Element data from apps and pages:
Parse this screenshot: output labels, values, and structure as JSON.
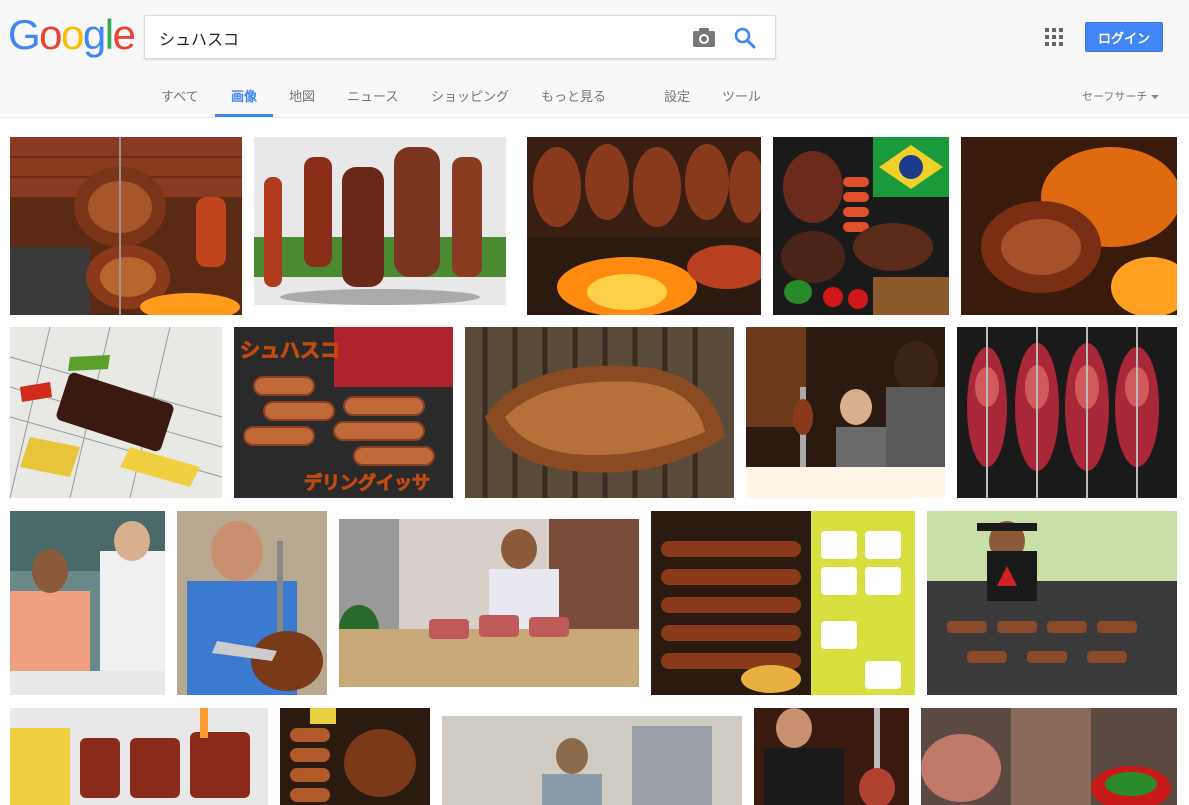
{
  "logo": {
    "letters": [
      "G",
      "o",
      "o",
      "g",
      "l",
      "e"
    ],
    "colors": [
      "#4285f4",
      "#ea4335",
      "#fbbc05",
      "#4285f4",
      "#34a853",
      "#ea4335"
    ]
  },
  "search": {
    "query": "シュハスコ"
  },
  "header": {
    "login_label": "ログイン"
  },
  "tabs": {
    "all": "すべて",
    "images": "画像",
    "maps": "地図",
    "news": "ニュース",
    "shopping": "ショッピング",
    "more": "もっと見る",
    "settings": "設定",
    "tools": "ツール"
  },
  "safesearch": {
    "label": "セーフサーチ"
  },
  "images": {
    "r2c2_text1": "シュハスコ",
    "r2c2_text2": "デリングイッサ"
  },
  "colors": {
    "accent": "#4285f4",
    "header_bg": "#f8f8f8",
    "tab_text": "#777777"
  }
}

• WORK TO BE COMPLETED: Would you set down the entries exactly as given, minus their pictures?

• TASK ANSWER:
Parse this screenshot: output labels, values, and structure as JSON.
{
  "logo": {
    "letters": [
      "G",
      "o",
      "o",
      "g",
      "l",
      "e"
    ],
    "colors": [
      "#4285f4",
      "#ea4335",
      "#fbbc05",
      "#4285f4",
      "#34a853",
      "#ea4335"
    ]
  },
  "search": {
    "query": "シュハスコ"
  },
  "header": {
    "login_label": "ログイン"
  },
  "tabs": {
    "all": "すべて",
    "images": "画像",
    "maps": "地図",
    "news": "ニュース",
    "shopping": "ショッピング",
    "more": "もっと見る",
    "settings": "設定",
    "tools": "ツール"
  },
  "safesearch": {
    "label": "セーフサーチ"
  },
  "images": {
    "r2c2_text1": "シュハスコ",
    "r2c2_text2": "デリングイッサ"
  },
  "colors": {
    "accent": "#4285f4",
    "header_bg": "#f8f8f8",
    "tab_text": "#777777"
  }
}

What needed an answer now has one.